Instructions for the task :: Take every entry below and copy it out word for word.

Data for this task ::
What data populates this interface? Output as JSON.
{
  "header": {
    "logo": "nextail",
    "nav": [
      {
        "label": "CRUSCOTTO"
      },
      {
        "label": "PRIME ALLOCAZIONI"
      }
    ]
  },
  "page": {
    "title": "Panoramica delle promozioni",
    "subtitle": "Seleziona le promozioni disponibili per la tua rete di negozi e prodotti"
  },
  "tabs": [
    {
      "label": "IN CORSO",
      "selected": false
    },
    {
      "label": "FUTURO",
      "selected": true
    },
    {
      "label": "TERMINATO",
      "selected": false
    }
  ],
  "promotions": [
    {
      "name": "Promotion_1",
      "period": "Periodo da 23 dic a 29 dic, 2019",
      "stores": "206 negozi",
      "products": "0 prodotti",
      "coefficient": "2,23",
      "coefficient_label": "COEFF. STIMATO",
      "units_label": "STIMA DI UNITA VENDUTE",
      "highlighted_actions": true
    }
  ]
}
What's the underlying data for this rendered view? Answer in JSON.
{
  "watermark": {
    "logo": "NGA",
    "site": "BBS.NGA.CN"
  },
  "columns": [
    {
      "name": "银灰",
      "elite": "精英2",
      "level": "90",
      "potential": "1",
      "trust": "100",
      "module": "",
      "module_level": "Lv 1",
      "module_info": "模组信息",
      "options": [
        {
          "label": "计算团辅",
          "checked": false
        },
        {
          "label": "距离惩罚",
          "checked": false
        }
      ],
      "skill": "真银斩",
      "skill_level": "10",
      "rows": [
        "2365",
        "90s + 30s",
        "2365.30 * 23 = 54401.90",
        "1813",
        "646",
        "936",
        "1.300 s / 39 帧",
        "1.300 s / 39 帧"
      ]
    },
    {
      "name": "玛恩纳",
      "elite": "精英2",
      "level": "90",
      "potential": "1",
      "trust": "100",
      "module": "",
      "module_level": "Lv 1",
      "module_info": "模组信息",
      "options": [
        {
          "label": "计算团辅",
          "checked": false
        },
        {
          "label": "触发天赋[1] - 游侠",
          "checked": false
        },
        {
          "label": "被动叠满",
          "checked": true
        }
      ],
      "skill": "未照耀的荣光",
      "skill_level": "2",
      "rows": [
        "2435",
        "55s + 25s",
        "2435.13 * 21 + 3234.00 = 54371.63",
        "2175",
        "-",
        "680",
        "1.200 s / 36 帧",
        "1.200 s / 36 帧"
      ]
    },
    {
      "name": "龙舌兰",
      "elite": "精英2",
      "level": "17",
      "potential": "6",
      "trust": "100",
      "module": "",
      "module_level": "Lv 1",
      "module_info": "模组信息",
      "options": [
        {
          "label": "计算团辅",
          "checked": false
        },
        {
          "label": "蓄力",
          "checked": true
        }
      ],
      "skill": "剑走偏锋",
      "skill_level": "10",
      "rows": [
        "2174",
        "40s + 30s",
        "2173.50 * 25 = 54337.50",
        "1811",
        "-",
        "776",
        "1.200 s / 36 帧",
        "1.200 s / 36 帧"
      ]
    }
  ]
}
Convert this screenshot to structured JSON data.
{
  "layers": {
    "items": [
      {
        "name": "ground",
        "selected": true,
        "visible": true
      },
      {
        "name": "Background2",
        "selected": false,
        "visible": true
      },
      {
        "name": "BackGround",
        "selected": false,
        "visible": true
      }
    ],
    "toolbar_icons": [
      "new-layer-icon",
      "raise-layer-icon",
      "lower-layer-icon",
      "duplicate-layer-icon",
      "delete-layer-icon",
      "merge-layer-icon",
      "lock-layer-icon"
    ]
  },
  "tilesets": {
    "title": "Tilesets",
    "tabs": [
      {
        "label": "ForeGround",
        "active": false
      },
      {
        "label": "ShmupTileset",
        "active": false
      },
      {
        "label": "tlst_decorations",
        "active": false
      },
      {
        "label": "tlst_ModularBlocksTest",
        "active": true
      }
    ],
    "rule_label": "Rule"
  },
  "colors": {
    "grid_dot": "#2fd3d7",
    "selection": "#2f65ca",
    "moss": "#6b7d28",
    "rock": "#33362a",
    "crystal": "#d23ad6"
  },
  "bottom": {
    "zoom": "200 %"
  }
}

Solved exercise ::
What data populates this interface? Output as JSON.
{
  "header": {
    "logo": "nextail",
    "nav": [
      {
        "label": "CRUSCOTTO"
      },
      {
        "label": "PRIME ALLOCAZIONI"
      }
    ]
  },
  "page": {
    "title": "Panoramica delle promozioni",
    "subtitle": "Seleziona le promozioni disponibili per la tua rete di negozi e prodotti"
  },
  "tabs": [
    {
      "label": "IN CORSO",
      "selected": false
    },
    {
      "label": "FUTURO",
      "selected": true
    },
    {
      "label": "TERMINATO",
      "selected": false
    }
  ],
  "promotions": [
    {
      "name": "Promotion_1",
      "period": "Periodo da 23 dic a 29 dic, 2019",
      "stores": "206 negozi",
      "products": "0 prodotti",
      "coefficient": "2,23",
      "coefficient_label": "COEFF. STIMATO",
      "units_label": "STIMA DI UNITA VENDUTE",
      "highlighted_actions": true
    }
  ]
}
What's the underlying data for this rendered view? Answer in JSON.
{
  "watermark": {
    "logo": "NGA",
    "site": "BBS.NGA.CN"
  },
  "columns": [
    {
      "name": "银灰",
      "elite": "精英2",
      "level": "90",
      "potential": "1",
      "trust": "100",
      "module": "",
      "module_level": "Lv 1",
      "module_info": "模组信息",
      "options": [
        {
          "label": "计算团辅",
          "checked": false
        },
        {
          "label": "距离惩罚",
          "checked": false
        }
      ],
      "skill": "真银斩",
      "skill_level": "10",
      "rows": [
        "2365",
        "90s + 30s",
        "2365.30 * 23 = 54401.90",
        "1813",
        "646",
        "936",
        "1.300 s / 39 帧",
        "1.300 s / 39 帧"
      ]
    },
    {
      "name": "玛恩纳",
      "elite": "精英2",
      "level": "90",
      "potential": "1",
      "trust": "100",
      "module": "",
      "module_level": "Lv 1",
      "module_info": "模组信息",
      "options": [
        {
          "label": "计算团辅",
          "checked": false
        },
        {
          "label": "触发天赋[1] - 游侠",
          "checked": false
        },
        {
          "label": "被动叠满",
          "checked": true
        }
      ],
      "skill": "未照耀的荣光",
      "skill_level": "2",
      "rows": [
        "2435",
        "55s + 25s",
        "2435.13 * 21 + 3234.00 = 54371.63",
        "2175",
        "-",
        "680",
        "1.200 s / 36 帧",
        "1.200 s / 36 帧"
      ]
    },
    {
      "name": "龙舌兰",
      "elite": "精英2",
      "level": "17",
      "potential": "6",
      "trust": "100",
      "module": "",
      "module_level": "Lv 1",
      "module_info": "模组信息",
      "options": [
        {
          "label": "计算团辅",
          "checked": false
        },
        {
          "label": "蓄力",
          "checked": true
        }
      ],
      "skill": "剑走偏锋",
      "skill_level": "10",
      "rows": [
        "2174",
        "40s + 30s",
        "2173.50 * 25 = 54337.50",
        "1811",
        "-",
        "776",
        "1.200 s / 36 帧",
        "1.200 s / 36 帧"
      ]
    }
  ]
}
Convert this screenshot to structured JSON data.
{
  "layers": {
    "items": [
      {
        "name": "ground",
        "selected": true,
        "visible": true
      },
      {
        "name": "Background2",
        "selected": false,
        "visible": true
      },
      {
        "name": "BackGround",
        "selected": false,
        "visible": true
      }
    ],
    "toolbar_icons": [
      "new-layer-icon",
      "raise-layer-icon",
      "lower-layer-icon",
      "duplicate-layer-icon",
      "delete-layer-icon",
      "merge-layer-icon",
      "lock-layer-icon"
    ]
  },
  "tilesets": {
    "title": "Tilesets",
    "tabs": [
      {
        "label": "ForeGround",
        "active": false
      },
      {
        "label": "ShmupTileset",
        "active": false
      },
      {
        "label": "tlst_decorations",
        "active": false
      },
      {
        "label": "tlst_ModularBlocksTest",
        "active": true
      }
    ],
    "rule_label": "Rule"
  },
  "colors": {
    "grid_dot": "#2fd3d7",
    "selection": "#2f65ca",
    "moss": "#6b7d28",
    "rock": "#33362a",
    "crystal": "#d23ad6"
  },
  "bottom": {
    "zoom": "200 %"
  }
}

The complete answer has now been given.